[Start of Attachment]
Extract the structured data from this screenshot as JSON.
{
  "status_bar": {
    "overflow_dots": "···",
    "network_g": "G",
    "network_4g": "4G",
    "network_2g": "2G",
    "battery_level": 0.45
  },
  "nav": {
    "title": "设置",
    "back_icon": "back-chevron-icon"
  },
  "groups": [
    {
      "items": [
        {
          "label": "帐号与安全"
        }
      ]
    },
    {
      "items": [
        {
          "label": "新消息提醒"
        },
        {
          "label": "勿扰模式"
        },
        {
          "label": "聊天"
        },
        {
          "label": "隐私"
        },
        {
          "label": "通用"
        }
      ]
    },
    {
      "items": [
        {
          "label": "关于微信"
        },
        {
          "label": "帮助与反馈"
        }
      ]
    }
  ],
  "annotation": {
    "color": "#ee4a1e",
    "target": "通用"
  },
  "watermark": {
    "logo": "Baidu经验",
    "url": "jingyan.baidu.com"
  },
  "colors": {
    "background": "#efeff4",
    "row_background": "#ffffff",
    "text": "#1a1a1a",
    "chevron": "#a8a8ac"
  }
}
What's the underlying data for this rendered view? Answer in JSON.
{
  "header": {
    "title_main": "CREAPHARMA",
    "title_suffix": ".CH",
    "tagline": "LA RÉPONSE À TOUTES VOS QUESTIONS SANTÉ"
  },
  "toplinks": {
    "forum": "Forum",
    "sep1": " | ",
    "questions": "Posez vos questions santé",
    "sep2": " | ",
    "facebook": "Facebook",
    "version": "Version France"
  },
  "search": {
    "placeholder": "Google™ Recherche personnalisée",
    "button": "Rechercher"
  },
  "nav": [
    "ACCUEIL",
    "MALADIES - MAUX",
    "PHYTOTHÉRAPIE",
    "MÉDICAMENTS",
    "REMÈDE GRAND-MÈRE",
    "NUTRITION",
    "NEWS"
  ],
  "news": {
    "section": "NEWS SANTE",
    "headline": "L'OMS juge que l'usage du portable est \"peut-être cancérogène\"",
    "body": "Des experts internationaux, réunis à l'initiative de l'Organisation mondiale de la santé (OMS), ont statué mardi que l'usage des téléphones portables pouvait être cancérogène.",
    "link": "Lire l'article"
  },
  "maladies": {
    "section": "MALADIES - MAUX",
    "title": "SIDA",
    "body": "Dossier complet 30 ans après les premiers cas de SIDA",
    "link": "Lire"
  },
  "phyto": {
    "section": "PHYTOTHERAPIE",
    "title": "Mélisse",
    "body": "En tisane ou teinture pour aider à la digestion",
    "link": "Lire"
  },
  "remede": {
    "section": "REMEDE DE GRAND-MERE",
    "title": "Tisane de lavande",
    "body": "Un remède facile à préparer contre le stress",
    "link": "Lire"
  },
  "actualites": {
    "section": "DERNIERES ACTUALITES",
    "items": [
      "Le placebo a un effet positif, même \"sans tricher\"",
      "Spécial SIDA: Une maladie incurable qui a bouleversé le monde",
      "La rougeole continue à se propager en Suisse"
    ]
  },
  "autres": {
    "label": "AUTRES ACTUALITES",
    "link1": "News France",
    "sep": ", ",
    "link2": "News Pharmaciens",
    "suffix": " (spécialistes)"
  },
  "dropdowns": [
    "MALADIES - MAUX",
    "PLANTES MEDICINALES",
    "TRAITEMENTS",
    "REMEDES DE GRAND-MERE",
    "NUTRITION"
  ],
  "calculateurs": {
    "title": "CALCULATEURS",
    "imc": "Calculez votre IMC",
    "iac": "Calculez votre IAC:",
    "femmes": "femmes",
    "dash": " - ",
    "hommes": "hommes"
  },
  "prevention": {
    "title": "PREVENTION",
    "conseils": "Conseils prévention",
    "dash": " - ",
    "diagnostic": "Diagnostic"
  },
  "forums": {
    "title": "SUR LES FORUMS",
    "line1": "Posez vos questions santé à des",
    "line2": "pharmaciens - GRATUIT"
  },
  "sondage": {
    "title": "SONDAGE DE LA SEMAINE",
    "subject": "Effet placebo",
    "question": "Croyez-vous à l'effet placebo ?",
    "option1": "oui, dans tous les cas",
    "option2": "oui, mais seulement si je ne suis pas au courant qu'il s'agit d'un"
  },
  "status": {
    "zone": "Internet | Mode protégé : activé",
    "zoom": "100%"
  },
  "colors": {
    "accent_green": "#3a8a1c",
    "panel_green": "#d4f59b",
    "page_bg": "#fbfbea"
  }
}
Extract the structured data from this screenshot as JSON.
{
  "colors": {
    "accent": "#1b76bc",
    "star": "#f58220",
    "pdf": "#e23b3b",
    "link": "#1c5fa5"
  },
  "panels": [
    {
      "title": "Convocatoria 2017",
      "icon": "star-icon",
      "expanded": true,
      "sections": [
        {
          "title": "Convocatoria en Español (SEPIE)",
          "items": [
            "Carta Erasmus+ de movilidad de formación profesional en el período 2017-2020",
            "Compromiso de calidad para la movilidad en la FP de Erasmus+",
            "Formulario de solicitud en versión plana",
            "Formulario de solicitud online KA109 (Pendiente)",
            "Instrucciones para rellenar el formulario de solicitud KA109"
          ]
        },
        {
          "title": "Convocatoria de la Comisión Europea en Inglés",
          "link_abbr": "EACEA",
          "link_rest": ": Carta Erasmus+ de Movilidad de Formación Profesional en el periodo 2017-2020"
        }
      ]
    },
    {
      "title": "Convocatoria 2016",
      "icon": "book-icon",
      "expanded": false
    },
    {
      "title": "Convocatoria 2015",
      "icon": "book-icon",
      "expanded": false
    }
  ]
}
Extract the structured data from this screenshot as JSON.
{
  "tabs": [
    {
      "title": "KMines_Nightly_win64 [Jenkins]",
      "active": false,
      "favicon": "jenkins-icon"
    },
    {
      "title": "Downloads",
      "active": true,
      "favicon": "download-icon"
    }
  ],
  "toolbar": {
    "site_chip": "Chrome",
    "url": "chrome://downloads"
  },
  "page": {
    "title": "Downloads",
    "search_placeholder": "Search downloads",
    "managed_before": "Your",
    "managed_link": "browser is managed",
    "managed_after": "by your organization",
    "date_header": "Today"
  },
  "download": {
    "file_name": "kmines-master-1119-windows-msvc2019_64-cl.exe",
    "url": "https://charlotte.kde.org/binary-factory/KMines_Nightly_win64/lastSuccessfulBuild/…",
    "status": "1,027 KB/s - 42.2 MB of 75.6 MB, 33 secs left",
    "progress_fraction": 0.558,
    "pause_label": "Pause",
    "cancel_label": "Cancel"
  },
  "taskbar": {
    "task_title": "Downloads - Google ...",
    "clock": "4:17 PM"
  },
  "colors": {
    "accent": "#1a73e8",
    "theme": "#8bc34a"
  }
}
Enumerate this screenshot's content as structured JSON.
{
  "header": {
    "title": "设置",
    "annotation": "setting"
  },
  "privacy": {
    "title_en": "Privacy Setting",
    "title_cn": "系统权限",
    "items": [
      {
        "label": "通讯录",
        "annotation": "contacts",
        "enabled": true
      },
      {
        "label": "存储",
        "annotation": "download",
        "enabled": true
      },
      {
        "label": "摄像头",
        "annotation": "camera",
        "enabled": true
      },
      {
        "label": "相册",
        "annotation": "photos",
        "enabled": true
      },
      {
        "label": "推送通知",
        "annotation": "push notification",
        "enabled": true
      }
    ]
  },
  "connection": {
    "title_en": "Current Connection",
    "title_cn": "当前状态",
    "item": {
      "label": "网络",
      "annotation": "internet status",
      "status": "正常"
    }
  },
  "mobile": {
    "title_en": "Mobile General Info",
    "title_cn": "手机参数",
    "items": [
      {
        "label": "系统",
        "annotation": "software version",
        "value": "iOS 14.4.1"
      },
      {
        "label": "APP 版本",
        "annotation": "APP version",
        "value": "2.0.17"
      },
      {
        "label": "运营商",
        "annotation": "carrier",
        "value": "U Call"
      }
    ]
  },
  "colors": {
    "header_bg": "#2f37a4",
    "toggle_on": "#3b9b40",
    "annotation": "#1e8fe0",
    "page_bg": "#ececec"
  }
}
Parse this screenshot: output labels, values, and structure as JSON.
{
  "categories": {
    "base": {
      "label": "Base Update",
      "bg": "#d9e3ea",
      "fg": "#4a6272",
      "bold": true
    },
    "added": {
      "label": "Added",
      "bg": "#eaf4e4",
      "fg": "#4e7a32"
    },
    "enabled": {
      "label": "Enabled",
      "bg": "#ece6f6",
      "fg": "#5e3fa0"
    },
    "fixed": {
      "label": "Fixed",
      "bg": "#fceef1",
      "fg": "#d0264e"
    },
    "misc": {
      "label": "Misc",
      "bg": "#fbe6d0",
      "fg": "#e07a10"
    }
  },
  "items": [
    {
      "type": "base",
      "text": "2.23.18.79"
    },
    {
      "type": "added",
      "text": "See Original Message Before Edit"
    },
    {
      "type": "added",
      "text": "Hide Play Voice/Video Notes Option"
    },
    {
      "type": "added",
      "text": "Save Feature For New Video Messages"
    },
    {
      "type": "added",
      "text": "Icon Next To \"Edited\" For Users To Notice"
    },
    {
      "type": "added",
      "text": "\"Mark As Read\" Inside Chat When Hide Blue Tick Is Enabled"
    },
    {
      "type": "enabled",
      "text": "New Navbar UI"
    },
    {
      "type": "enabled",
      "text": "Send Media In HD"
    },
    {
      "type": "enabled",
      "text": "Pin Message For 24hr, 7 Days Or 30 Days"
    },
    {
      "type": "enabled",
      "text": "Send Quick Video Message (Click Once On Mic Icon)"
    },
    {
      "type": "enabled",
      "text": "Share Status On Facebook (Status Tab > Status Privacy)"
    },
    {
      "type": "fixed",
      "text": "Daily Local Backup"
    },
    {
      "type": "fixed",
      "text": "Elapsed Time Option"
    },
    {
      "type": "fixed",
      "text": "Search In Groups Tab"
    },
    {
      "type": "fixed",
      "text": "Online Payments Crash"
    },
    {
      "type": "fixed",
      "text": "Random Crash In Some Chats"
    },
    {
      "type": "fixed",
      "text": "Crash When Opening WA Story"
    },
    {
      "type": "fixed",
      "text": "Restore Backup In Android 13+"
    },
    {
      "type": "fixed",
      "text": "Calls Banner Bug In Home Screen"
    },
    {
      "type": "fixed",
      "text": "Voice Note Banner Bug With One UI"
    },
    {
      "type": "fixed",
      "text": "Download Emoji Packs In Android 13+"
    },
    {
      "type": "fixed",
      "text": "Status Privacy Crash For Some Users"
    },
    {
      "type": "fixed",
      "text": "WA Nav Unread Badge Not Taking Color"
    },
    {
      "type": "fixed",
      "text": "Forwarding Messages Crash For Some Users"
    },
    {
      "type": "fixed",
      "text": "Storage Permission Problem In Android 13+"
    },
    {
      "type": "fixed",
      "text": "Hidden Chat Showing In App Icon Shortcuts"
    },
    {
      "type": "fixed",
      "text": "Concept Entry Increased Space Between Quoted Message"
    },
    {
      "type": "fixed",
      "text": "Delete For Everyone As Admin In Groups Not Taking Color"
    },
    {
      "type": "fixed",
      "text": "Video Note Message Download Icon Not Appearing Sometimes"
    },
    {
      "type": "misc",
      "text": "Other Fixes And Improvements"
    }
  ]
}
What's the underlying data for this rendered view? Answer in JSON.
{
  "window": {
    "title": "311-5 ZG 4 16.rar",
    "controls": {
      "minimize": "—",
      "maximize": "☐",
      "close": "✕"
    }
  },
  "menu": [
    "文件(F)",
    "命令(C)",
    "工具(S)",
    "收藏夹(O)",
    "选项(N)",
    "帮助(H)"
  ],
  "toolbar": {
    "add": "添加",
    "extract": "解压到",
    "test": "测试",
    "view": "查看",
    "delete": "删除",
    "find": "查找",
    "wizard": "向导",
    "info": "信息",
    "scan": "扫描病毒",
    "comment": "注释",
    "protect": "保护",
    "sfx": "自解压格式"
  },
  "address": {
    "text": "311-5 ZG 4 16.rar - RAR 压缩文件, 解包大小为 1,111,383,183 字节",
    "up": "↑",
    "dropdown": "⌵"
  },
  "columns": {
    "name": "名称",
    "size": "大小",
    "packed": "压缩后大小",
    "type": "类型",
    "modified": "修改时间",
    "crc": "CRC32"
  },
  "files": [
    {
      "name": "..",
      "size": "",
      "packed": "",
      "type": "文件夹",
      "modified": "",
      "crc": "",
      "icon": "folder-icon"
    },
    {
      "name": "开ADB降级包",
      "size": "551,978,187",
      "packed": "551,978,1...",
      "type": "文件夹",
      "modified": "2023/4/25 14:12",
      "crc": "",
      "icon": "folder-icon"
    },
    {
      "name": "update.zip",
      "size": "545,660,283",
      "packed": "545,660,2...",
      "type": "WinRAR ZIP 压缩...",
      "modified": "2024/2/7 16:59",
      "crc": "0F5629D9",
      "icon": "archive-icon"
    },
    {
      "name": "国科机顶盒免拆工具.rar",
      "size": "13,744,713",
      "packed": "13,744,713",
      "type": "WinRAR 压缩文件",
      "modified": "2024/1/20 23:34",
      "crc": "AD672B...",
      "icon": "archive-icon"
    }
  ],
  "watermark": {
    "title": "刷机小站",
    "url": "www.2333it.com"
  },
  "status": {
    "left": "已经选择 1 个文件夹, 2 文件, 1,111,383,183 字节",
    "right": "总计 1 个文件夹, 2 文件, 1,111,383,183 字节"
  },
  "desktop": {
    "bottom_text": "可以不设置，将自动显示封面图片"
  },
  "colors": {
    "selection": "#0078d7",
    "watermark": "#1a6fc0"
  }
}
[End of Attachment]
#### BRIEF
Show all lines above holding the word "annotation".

#### OUTPUT
  "annotation": {
    "annotation": "setting"
        "annotation": "contacts",
        "annotation": "download",
        "annotation": "camera",
        "annotation": "photos",
        "annotation": "push notification",
      "annotation": "internet status",
        "annotation": "software version",
        "annotation": "APP version",
        "annotation": "carrier",
    "annotation": "#1e8fe0",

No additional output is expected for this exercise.